#### [BRIEF]
Top to bottom, output the entries that follow exactly.

(AVAILABLE RECORDS)

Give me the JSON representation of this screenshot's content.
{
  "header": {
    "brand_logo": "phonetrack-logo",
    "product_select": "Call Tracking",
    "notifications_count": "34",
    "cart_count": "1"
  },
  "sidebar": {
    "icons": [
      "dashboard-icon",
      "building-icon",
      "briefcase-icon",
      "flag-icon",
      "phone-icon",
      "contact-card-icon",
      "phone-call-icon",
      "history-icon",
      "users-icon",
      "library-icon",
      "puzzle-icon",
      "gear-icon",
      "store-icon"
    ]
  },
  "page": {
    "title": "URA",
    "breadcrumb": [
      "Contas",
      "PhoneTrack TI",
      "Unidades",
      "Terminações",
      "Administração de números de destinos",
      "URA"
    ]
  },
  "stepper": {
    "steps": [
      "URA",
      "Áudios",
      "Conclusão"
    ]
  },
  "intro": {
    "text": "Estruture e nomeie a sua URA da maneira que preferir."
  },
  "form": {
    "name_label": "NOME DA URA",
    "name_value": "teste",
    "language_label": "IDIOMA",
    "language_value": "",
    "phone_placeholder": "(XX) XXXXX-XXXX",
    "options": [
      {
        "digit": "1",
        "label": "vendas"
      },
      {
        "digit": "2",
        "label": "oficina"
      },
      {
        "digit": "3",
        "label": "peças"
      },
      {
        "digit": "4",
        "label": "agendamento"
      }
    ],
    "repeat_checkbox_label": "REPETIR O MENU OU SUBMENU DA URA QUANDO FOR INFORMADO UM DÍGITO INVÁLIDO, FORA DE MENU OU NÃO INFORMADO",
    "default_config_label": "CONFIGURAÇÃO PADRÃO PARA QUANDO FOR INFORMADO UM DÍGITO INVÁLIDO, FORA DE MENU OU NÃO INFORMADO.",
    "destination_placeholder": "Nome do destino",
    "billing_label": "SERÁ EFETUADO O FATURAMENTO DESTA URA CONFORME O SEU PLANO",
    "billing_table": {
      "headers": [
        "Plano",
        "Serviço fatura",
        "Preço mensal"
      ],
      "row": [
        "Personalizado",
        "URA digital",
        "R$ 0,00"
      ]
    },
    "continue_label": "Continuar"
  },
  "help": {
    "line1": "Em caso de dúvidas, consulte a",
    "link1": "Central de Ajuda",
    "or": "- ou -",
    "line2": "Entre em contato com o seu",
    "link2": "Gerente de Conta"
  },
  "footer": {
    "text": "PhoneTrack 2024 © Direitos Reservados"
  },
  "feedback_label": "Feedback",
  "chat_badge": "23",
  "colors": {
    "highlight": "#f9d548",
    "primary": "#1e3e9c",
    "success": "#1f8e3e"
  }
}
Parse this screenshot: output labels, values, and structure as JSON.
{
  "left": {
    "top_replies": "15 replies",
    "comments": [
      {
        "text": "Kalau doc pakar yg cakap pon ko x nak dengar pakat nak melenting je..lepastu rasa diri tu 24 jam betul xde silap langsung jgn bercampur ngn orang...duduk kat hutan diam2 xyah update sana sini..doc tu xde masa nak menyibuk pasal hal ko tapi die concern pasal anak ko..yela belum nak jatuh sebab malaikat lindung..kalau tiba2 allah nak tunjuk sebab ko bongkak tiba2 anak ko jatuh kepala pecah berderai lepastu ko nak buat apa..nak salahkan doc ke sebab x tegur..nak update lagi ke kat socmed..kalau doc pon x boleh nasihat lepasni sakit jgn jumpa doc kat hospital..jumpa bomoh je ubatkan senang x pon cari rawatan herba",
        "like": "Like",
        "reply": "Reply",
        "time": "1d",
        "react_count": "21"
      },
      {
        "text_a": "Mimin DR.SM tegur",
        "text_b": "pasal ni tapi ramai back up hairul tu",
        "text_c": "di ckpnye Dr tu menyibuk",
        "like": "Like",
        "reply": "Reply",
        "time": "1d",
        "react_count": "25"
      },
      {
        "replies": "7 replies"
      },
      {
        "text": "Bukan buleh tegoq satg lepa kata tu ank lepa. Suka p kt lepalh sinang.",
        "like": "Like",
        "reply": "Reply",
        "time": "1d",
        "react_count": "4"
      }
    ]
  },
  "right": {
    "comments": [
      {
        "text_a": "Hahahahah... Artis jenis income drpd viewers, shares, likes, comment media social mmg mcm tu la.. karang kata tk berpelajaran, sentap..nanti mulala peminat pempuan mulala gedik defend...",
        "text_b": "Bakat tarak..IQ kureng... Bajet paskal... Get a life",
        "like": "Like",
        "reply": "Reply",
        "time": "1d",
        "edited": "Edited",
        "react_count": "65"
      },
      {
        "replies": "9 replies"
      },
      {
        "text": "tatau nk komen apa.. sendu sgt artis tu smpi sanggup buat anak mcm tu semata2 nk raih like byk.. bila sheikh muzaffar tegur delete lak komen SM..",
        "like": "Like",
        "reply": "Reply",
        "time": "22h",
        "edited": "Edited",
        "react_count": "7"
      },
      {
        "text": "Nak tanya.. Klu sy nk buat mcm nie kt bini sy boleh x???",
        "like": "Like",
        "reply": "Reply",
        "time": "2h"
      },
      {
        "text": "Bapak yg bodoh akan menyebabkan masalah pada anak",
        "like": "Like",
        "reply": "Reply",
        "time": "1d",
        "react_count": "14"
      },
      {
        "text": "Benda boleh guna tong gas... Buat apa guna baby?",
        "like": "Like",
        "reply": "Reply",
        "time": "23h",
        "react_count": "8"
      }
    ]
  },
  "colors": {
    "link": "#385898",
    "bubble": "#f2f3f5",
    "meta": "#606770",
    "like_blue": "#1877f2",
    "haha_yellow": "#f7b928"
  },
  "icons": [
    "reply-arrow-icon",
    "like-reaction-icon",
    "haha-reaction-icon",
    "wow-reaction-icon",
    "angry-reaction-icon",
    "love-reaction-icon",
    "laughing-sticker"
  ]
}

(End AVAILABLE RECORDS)

#### [EXPECTED OUTPUT]
Give me the JSON representation of this screenshot's content.
{
  "header": {
    "brand_logo": "phonetrack-logo",
    "product_select": "Call Tracking",
    "notifications_count": "34",
    "cart_count": "1"
  },
  "sidebar": {
    "icons": [
      "dashboard-icon",
      "building-icon",
      "briefcase-icon",
      "flag-icon",
      "phone-icon",
      "contact-card-icon",
      "phone-call-icon",
      "history-icon",
      "users-icon",
      "library-icon",
      "puzzle-icon",
      "gear-icon",
      "store-icon"
    ]
  },
  "page": {
    "title": "URA",
    "breadcrumb": [
      "Contas",
      "PhoneTrack TI",
      "Unidades",
      "Terminações",
      "Administração de números de destinos",
      "URA"
    ]
  },
  "stepper": {
    "steps": [
      "URA",
      "Áudios",
      "Conclusão"
    ]
  },
  "intro": {
    "text": "Estruture e nomeie a sua URA da maneira que preferir."
  },
  "form": {
    "name_label": "NOME DA URA",
    "name_value": "teste",
    "language_label": "IDIOMA",
    "language_value": "",
    "phone_placeholder": "(XX) XXXXX-XXXX",
    "options": [
      {
        "digit": "1",
        "label": "vendas"
      },
      {
        "digit": "2",
        "label": "oficina"
      },
      {
        "digit": "3",
        "label": "peças"
      },
      {
        "digit": "4",
        "label": "agendamento"
      }
    ],
    "repeat_checkbox_label": "REPETIR O MENU OU SUBMENU DA URA QUANDO FOR INFORMADO UM DÍGITO INVÁLIDO, FORA DE MENU OU NÃO INFORMADO",
    "default_config_label": "CONFIGURAÇÃO PADRÃO PARA QUANDO FOR INFORMADO UM DÍGITO INVÁLIDO, FORA DE MENU OU NÃO INFORMADO.",
    "destination_placeholder": "Nome do destino",
    "billing_label": "SERÁ EFETUADO O FATURAMENTO DESTA URA CONFORME O SEU PLANO",
    "billing_table": {
      "headers": [
        "Plano",
        "Serviço fatura",
        "Preço mensal"
      ],
      "row": [
        "Personalizado",
        "URA digital",
        "R$ 0,00"
      ]
    },
    "continue_label": "Continuar"
  },
  "help": {
    "line1": "Em caso de dúvidas, consulte a",
    "link1": "Central de Ajuda",
    "or": "- ou -",
    "line2": "Entre em contato com o seu",
    "link2": "Gerente de Conta"
  },
  "footer": {
    "text": "PhoneTrack 2024 © Direitos Reservados"
  },
  "feedback_label": "Feedback",
  "chat_badge": "23",
  "colors": {
    "highlight": "#f9d548",
    "primary": "#1e3e9c",
    "success": "#1f8e3e"
  }
}
Parse this screenshot: output labels, values, and structure as JSON.
{
  "left": {
    "top_replies": "15 replies",
    "comments": [
      {
        "text": "Kalau doc pakar yg cakap pon ko x nak dengar pakat nak melenting je..lepastu rasa diri tu 24 jam betul xde silap langsung jgn bercampur ngn orang...duduk kat hutan diam2 xyah update sana sini..doc tu xde masa nak menyibuk pasal hal ko tapi die concern pasal anak ko..yela belum nak jatuh sebab malaikat lindung..kalau tiba2 allah nak tunjuk sebab ko bongkak tiba2 anak ko jatuh kepala pecah berderai lepastu ko nak buat apa..nak salahkan doc ke sebab x tegur..nak update lagi ke kat socmed..kalau doc pon x boleh nasihat lepasni sakit jgn jumpa doc kat hospital..jumpa bomoh je ubatkan senang x pon cari rawatan herba",
        "like": "Like",
        "reply": "Reply",
        "time": "1d",
        "react_count": "21"
      },
      {
        "text_a": "Mimin DR.SM tegur",
        "text_b": "pasal ni tapi ramai back up hairul tu",
        "text_c": "di ckpnye Dr tu menyibuk",
        "like": "Like",
        "reply": "Reply",
        "time": "1d",
        "react_count": "25"
      },
      {
        "replies": "7 replies"
      },
      {
        "text": "Bukan buleh tegoq satg lepa kata tu ank lepa. Suka p kt lepalh sinang.",
        "like": "Like",
        "reply": "Reply",
        "time": "1d",
        "react_count": "4"
      }
    ]
  },
  "right": {
    "comments": [
      {
        "text_a": "Hahahahah... Artis jenis income drpd viewers, shares, likes, comment media social mmg mcm tu la.. karang kata tk berpelajaran, sentap..nanti mulala peminat pempuan mulala gedik defend...",
        "text_b": "Bakat tarak..IQ kureng... Bajet paskal... Get a life",
        "like": "Like",
        "reply": "Reply",
        "time": "1d",
        "edited": "Edited",
        "react_count": "65"
      },
      {
        "replies": "9 replies"
      },
      {
        "text": "tatau nk komen apa.. sendu sgt artis tu smpi sanggup buat anak mcm tu semata2 nk raih like byk.. bila sheikh muzaffar tegur delete lak komen SM..",
        "like": "Like",
        "reply": "Reply",
        "time": "22h",
        "edited": "Edited",
        "react_count": "7"
      },
      {
        "text": "Nak tanya.. Klu sy nk buat mcm nie kt bini sy boleh x???",
        "like": "Like",
        "reply": "Reply",
        "time": "2h"
      },
      {
        "text": "Bapak yg bodoh akan menyebabkan masalah pada anak",
        "like": "Like",
        "reply": "Reply",
        "time": "1d",
        "react_count": "14"
      },
      {
        "text": "Benda boleh guna tong gas... Buat apa guna baby?",
        "like": "Like",
        "reply": "Reply",
        "time": "23h",
        "react_count": "8"
      }
    ]
  },
  "colors": {
    "link": "#385898",
    "bubble": "#f2f3f5",
    "meta": "#606770",
    "like_blue": "#1877f2",
    "haha_yellow": "#f7b928"
  },
  "icons": [
    "reply-arrow-icon",
    "like-reaction-icon",
    "haha-reaction-icon",
    "wow-reaction-icon",
    "angry-reaction-icon",
    "love-reaction-icon",
    "laughing-sticker"
  ]
}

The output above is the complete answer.